With calls for inquiry over Iran’s election results, The New York Review of Books looks at 3 books that examine divisions in Iran, among them, Janet Afary’s Sexual Politics in Modern Iran.
~ ~ ~
The East–West battle over gender is brilliantly described by Janet Afary in her groundbreaking survey Sexual Politics in Modern Iran. As in other patrilineal societies the woman is the “door of entry to the group.” Improper behavior on her part can expose her community and family to all sorts of hidden dangers. Systems such as these
exercise a double standard wherein a woman’s infidelity (but not a man’s) is seen to allow tangible and damaging impurities to infiltrate the family, both physically and morally…. A woman’s sexual and reproductive functions turned her body into a contested site of potential and real ritual contamination. The concept of namus (honor) and the need to control women’s chastity may be related to this fear of sexual contamination.
The sexual double standard was effectively institutionalized in all the mainstream Islamic traditions: men were permitted up to four legal wives and the right of divorce by repudiation (talaq). However, in pre-modern Iran (prior to the 1920s) male prerogatives were enhanced by the practice of temporary marriage (sigheh), which was exclusive to Shiism, and by the availability of concubines, which persisted after the formal abolition of slavery at the end of the nineteenth century. Sigheh was a sexual charter for men: the ease with which it was contracted meant that consensual affairs between men (married or unmarried) and single women could hardly ever be labeled fornication, and therefore subject to Islamic penalties.
Gender segregation—common to most Islamic societies—contributed to the prevalence of other practices that are rarely discussed in social histories of Islam: boy concubinage and pedophilia. Although liwat or lavat (sodomy) is condemned in the Quran (the word alludes to the Old Testament story of Lot), homosexual relationships between older men and boys were tolerated, not least because they posed a lesser threat to the patriarchal order than unregulated heterosexual interactions.
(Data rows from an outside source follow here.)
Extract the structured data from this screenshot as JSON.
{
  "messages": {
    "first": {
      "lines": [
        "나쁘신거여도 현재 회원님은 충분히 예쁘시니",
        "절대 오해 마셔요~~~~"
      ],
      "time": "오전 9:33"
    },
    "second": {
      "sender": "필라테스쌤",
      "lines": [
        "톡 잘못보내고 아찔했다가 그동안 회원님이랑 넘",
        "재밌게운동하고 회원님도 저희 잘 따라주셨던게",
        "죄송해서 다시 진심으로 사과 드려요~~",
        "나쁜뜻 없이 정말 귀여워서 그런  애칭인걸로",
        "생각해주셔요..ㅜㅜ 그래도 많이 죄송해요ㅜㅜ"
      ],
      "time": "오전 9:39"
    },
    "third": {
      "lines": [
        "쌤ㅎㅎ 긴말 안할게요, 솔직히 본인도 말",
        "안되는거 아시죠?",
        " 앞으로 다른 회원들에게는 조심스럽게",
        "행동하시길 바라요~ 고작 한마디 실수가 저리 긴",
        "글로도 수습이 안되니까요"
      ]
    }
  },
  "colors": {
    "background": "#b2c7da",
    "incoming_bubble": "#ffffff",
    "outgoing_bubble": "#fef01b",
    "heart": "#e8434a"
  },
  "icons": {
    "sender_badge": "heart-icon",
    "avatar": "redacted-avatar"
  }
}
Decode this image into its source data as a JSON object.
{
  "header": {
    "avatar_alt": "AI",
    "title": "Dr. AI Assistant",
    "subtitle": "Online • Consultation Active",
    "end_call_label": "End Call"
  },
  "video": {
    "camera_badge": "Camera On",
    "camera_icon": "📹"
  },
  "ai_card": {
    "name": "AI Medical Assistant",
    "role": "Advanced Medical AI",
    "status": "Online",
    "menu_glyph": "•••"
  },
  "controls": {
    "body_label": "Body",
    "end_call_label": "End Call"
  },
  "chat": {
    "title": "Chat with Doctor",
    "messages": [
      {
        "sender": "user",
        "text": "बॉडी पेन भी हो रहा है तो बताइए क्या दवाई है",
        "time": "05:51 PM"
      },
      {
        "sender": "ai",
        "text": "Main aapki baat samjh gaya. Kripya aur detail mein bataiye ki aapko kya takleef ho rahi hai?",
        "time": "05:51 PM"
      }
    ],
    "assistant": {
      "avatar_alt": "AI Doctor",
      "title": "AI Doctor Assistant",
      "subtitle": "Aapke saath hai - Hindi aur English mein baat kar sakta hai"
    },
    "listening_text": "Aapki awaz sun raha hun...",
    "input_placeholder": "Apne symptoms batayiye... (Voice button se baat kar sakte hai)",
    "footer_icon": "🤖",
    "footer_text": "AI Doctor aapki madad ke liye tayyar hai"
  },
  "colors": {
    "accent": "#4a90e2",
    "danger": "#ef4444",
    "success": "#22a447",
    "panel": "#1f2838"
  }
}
Afary’s book exposes the absurdity of claims by ideologues such as Ali Akbar Natiq-Nuri, a former Iranian minister of the interior and presidential candidate, who blame the West for “spreading corruption and obscenity, propagating debauchery and homosexuality.” She provides plenty of evidence to show that the prohibition against liwat was honored in the breach. Beardless boys, not yet being men, could be “penetrated without losing their essential manliness, so long as they did not register pleasure in the act, which would suggest a pathology liable to continue into adulthood.” In a society where beards were de rigueur, the beardless European male was often thought to be an amrad (catamite). Institutionalized pederasty was part of a wider culture in which family security balanced or compensated for the turbulence prevailing in the public domain.